Simplicity… A bit of a diversion from that which I normally post. I tend to gravitate toward images of simplicity. For me, competing objects are a distraction and my preference is to have the intended subject dominate the frame. I don’t always accomplish this. Photographing birds and wildlife sometimes requires they be recorded in their, sometimes, messy, less than clean and simple, environments. This lone stalk was a short distance from the American Beaver recently posted and on a relatively pristine expanse of wind and sun eroded snow. Pondering the essence and impact of this lonely seed bearing pillar, the thought emanated that this piece of the environment provided essential life supporting seeds to the birds that occupied this rather harsh place. As Winter Solstice transpires days will begin to get incrementally longer. Perhaps this lone seed offering seems insignificant. But, Nature, in all of her wonder seems to have a plan to sustain and provide for those remaining during the cold clutches of winter.
A few days ago, I began what ended up being many, many miles driven, in different locations in an attempt to find and photograph suitable subjects. I drove, I walked, I sat, I pondered. The harder I looked, the less presented itself, or so it seemed. On a whim, I decided to take an unlikely detour to a location where I felt it was unlikely to really find anything. I had nothing but time, so I took the road (I could throw in, “less traveled,” which it was, but that would be cliché) and not really paying much attention. Then, in my view was an animal. At first I thought I had seen an otter and as I slowed to get a better view, it disappeared. Continuing on, I found nothing, except a bull moose about three counties away, so that was out of the question. I returned to the location I had seen the yet to be identified critter, and there is was. So, I carefully stopped so I could observe what I had found. To my disbelief, I was looking at a beaver (Castor canadensis). I have never seen a beaver in winter before. This one was busy gathering branches from the surrounding brush, dragging them to a hole in the snow and then disappearing. As I waited, he/she appeared again and came completely out of the hole into which it had disappeared. It’s snout snow-covered from rearranging snow around one of the holes it was using. So, on balance, it ended up being a pretty good day.

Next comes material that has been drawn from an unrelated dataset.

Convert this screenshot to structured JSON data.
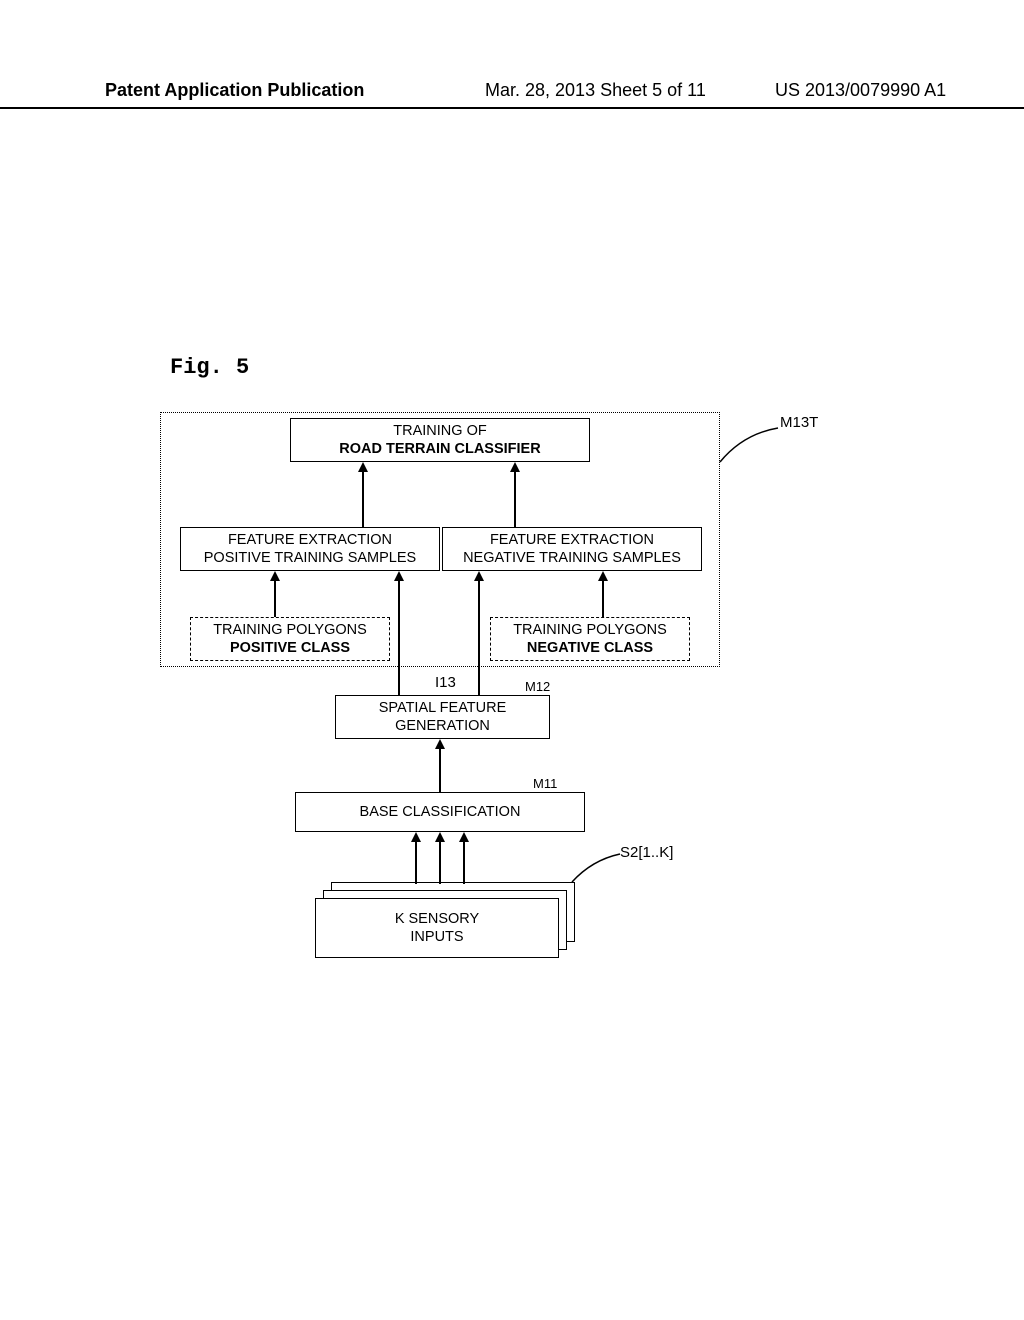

American Robin (Turdus migratorius) What does one do when there is high pressure sitting over the area, an inversion creating what some believe is crappy light and certainly nasty air quality, clouds, unseasonably warm temperatures, and a lack of birds? Practice! Five-hundred miles (Peter, Paul, & Mary should be playing through your head right now) traveled in the last couple of days, with nothing to show except some marginal photos of a Rough-legged Hawk and a Prairie Falcon. One can argue about wonderful light early in the morning and in the evening being more desirable. Some proclaim the current light is really crappy. And it might not be optimal, but the light when not the best creates challenges to overcome and provides opportunities — no harsh shadows, and in some cases more vibrants colors. After a time in the morning, the sun can become so bright that it can actually wash out the unique coloring of birds, and institute specular highlights where they usually are not wanted. Photographers who photograph flowers like cloudy days and muted light because of this very condition — more vibrant colors. So, what to do when things are not the best, make the best of the situation — shoot and practice at home in the yard. I was surprised at the willingness of birds to come so close and let me practice. In some instances, too close to focus on them within the minimum focusing limits of the lens I was using. Within 15 feet of my garage door, I was able to practice on a number of birds, including this sub-adult Robin who found delight in eating fruit from a non-fruit bearing (🤔), Flowering Pear tree. In addition to the Robin, I was joined by Chickadees, Goldfinches, Juncos, House Finches, Red-winged blackbirds, a Northern Flicker and a Downy Woodpecker, who was so close that I could only get its head in the viewfinder and was, consequently, too close to focus. More birds than I saw during recent travels and I only needed to walk a few steps.